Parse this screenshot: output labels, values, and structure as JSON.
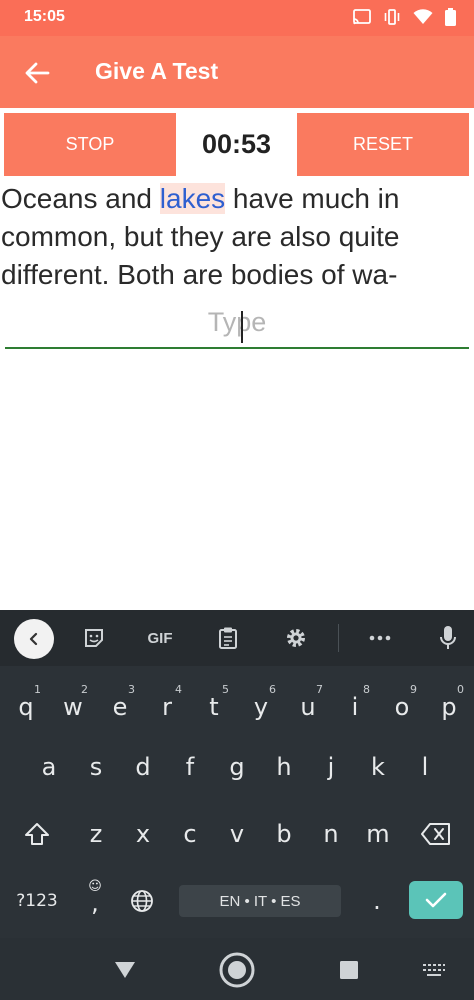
{
  "status_bar": {
    "time": "15:05",
    "icons": [
      "cast-icon",
      "vibrate-icon",
      "wifi-icon",
      "battery-icon"
    ]
  },
  "app_bar": {
    "title": "Give A Test",
    "back_icon": "back-arrow-icon"
  },
  "controls": {
    "stop_label": "STOP",
    "timer": "00:53",
    "reset_label": "RESET"
  },
  "passage": {
    "line1_before": "Oceans and ",
    "highlight_word": "lakes",
    "line1_after": " have much in",
    "line2": "common, but they are also quite",
    "line3": "different. Both are bodies of wa-"
  },
  "input": {
    "placeholder": "Type"
  },
  "keyboard": {
    "toolbar": {
      "gif_label": "GIF",
      "icons": [
        "chevron-left-icon",
        "sticker-icon",
        "clipboard-icon",
        "settings-icon",
        "more-icon",
        "mic-icon"
      ]
    },
    "row1": [
      {
        "key": "q",
        "hint": "1"
      },
      {
        "key": "w",
        "hint": "2"
      },
      {
        "key": "e",
        "hint": "3"
      },
      {
        "key": "r",
        "hint": "4"
      },
      {
        "key": "t",
        "hint": "5"
      },
      {
        "key": "y",
        "hint": "6"
      },
      {
        "key": "u",
        "hint": "7"
      },
      {
        "key": "i",
        "hint": "8"
      },
      {
        "key": "o",
        "hint": "9"
      },
      {
        "key": "p",
        "hint": "0"
      }
    ],
    "row2": [
      "a",
      "s",
      "d",
      "f",
      "g",
      "h",
      "j",
      "k",
      "l"
    ],
    "row3": [
      "z",
      "x",
      "c",
      "v",
      "b",
      "n",
      "m"
    ],
    "symbols_label": "?123",
    "comma_label": ",",
    "period_label": ".",
    "space_label": "EN • IT • ES"
  },
  "colors": {
    "accent": "#fa7a5f",
    "status_bar": "#fa6e57",
    "highlight_bg": "#fde3dc",
    "highlight_text": "#2f5fd0",
    "underline": "#2e7d32",
    "keyboard_bg": "#2c3237",
    "enter_key": "#5bc4b8"
  }
}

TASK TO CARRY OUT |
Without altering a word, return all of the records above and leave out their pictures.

RESPONSE AREA |
Parse this screenshot: output labels, values, and structure as JSON.
{
  "status_bar": {
    "time": "15:05",
    "icons": [
      "cast-icon",
      "vibrate-icon",
      "wifi-icon",
      "battery-icon"
    ]
  },
  "app_bar": {
    "title": "Give A Test",
    "back_icon": "back-arrow-icon"
  },
  "controls": {
    "stop_label": "STOP",
    "timer": "00:53",
    "reset_label": "RESET"
  },
  "passage": {
    "line1_before": "Oceans and ",
    "highlight_word": "lakes",
    "line1_after": " have much in",
    "line2": "common, but they are also quite",
    "line3": "different. Both are bodies of wa-"
  },
  "input": {
    "placeholder": "Type"
  },
  "keyboard": {
    "toolbar": {
      "gif_label": "GIF",
      "icons": [
        "chevron-left-icon",
        "sticker-icon",
        "clipboard-icon",
        "settings-icon",
        "more-icon",
        "mic-icon"
      ]
    },
    "row1": [
      {
        "key": "q",
        "hint": "1"
      },
      {
        "key": "w",
        "hint": "2"
      },
      {
        "key": "e",
        "hint": "3"
      },
      {
        "key": "r",
        "hint": "4"
      },
      {
        "key": "t",
        "hint": "5"
      },
      {
        "key": "y",
        "hint": "6"
      },
      {
        "key": "u",
        "hint": "7"
      },
      {
        "key": "i",
        "hint": "8"
      },
      {
        "key": "o",
        "hint": "9"
      },
      {
        "key": "p",
        "hint": "0"
      }
    ],
    "row2": [
      "a",
      "s",
      "d",
      "f",
      "g",
      "h",
      "j",
      "k",
      "l"
    ],
    "row3": [
      "z",
      "x",
      "c",
      "v",
      "b",
      "n",
      "m"
    ],
    "symbols_label": "?123",
    "comma_label": ",",
    "period_label": ".",
    "space_label": "EN • IT • ES"
  },
  "colors": {
    "accent": "#fa7a5f",
    "status_bar": "#fa6e57",
    "highlight_bg": "#fde3dc",
    "highlight_text": "#2f5fd0",
    "underline": "#2e7d32",
    "keyboard_bg": "#2c3237",
    "enter_key": "#5bc4b8"
  }
}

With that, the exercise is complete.